▶ What you should do
Your response should contain each line of the data that includes "content".

Dataset rows describing interfaces
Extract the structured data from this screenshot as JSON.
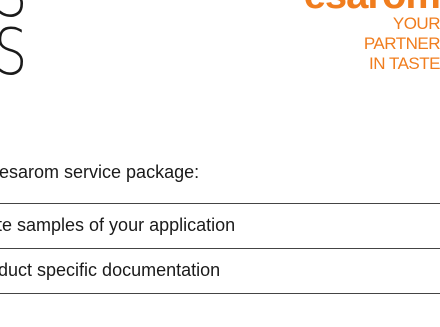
{
  "hero": {
    "lines": [
      "S",
      "S"
    ]
  },
  "logo": {
    "word": "esarom",
    "tagline": [
      "YOUR",
      "PARTNER",
      "IN TASTE"
    ],
    "color": "#f07d1e"
  },
  "intro": {
    "text": "e esarom service package:"
  },
  "services": {
    "items": [
      {
        "label": "ste samples of your application"
      },
      {
        "label": "oduct specific documentation"
      }
    ]
  }
}
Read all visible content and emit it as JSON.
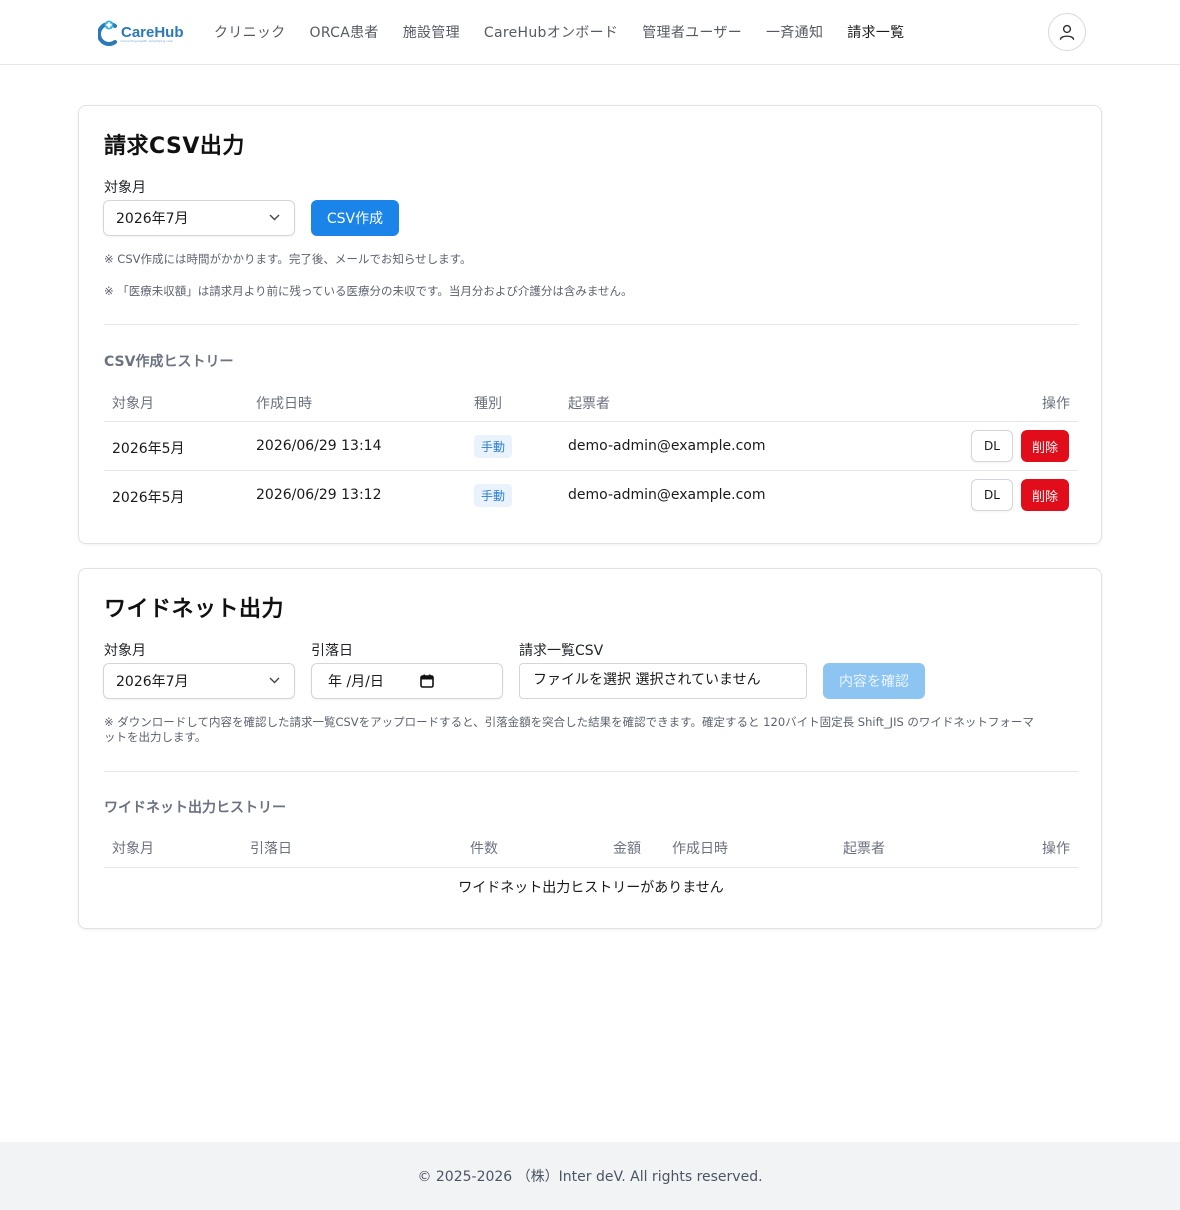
{
  "header": {
    "logo_text": "CareHub",
    "logo_tagline": "connecting health, simplifying care",
    "nav": [
      {
        "label": "クリニック"
      },
      {
        "label": "ORCA患者"
      },
      {
        "label": "施設管理"
      },
      {
        "label": "CareHubオンボード"
      },
      {
        "label": "管理者ユーザー"
      },
      {
        "label": "一斉通知"
      },
      {
        "label": "請求一覧"
      }
    ],
    "active_nav": "請求一覧",
    "user_icon": "user-icon"
  },
  "billing_csv": {
    "title": "請求CSV出力",
    "month_label": "対象月",
    "month_value": "2026年7月",
    "create_button": "CSV作成",
    "note1": "※ CSV作成には時間がかかります。完了後、メールでお知らせします。",
    "note2": "※ 「医療未収額」は請求月より前に残っている医療分の未収です。当月分および介護分は含みません。",
    "history_title": "CSV作成ヒストリー",
    "columns": [
      "対象月",
      "作成日時",
      "種別",
      "起票者",
      "操作"
    ],
    "rows": [
      {
        "month": "2026年5月",
        "created": "2026/06/29 13:14",
        "kind": "手動",
        "author": "demo-admin@example.com",
        "dl": "DL",
        "delete": "削除"
      },
      {
        "month": "2026年5月",
        "created": "2026/06/29 13:12",
        "kind": "手動",
        "author": "demo-admin@example.com",
        "dl": "DL",
        "delete": "削除"
      }
    ]
  },
  "widenet": {
    "title": "ワイドネット出力",
    "month_label": "対象月",
    "month_value": "2026年7月",
    "debit_label": "引落日",
    "debit_value": "年 /月/日",
    "csv_label": "請求一覧CSV",
    "file_text": "ファイルを選択 選択されていません",
    "confirm_button": "内容を確認",
    "note_line1": "※ ダウンロードして内容を確認した請求一覧CSVをアップロードすると、引落金額を突合した結果を確認できます。確定すると 120バイト固定長 Shift_JIS のワイドネットフォーマ",
    "note_line2": "ットを出力します。",
    "history_title": "ワイドネット出力ヒストリー",
    "columns": [
      "対象月",
      "引落日",
      "件数",
      "金額",
      "作成日時",
      "起票者",
      "操作"
    ],
    "empty_text": "ワイドネット出力ヒストリーがありません"
  },
  "footer": {
    "copyright": "© 2025-2026 （株）Inter deV. All rights reserved."
  },
  "colors": {
    "primary": "#1a84e8",
    "primary_disabled": "#8cc5f2",
    "danger": "#e10d1b",
    "brand": "#2b79b8"
  }
}
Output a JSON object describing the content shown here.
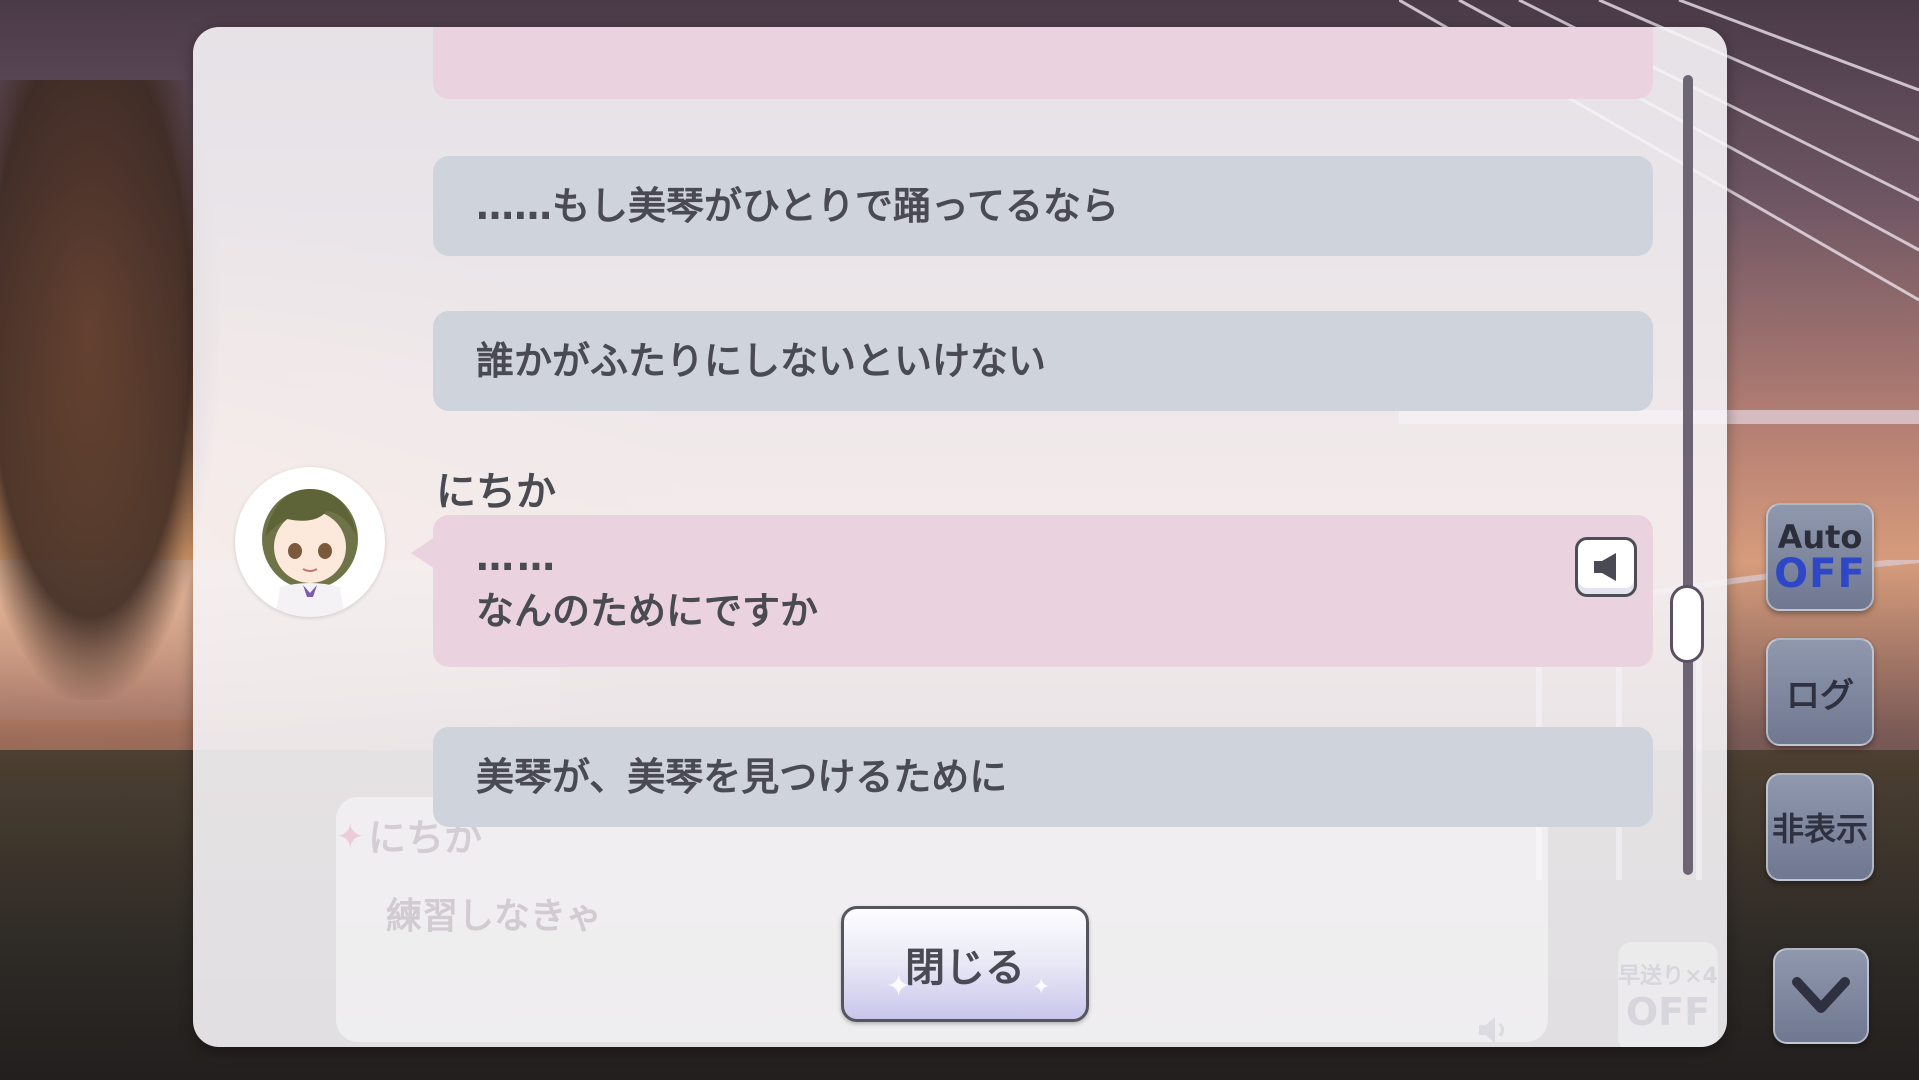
{
  "log": {
    "messages": [
      {
        "speaker": "",
        "text": "……もし美琴がひとりで踊ってるなら"
      },
      {
        "speaker": "",
        "text": "誰かがふたりにしないといけない"
      },
      {
        "speaker": "にちか",
        "line1": "……",
        "line2": "なんのためにですか"
      },
      {
        "speaker": "",
        "text": "美琴が、美琴を見つけるために"
      }
    ],
    "close_label": "閉じる"
  },
  "underlying_dialog": {
    "name": "にちか",
    "text": "練習しなきゃ",
    "fast_forward_label": "早送り×4",
    "fast_forward_state": "OFF"
  },
  "side_controls": {
    "auto_label": "Auto",
    "auto_state": "OFF",
    "log_label": "ログ",
    "hide_label": "非表示"
  },
  "colors": {
    "bubble_gray": "#cfd3db",
    "bubble_pink": "#ead3de",
    "auto_state": "#2e47c7"
  },
  "icons": {
    "voice_replay": "speaker-icon",
    "scroll_down": "chevron-down-icon"
  }
}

▶ Finished exercise
Read all visible content and emit it as JSON.
Output a JSON object describing the content shown here.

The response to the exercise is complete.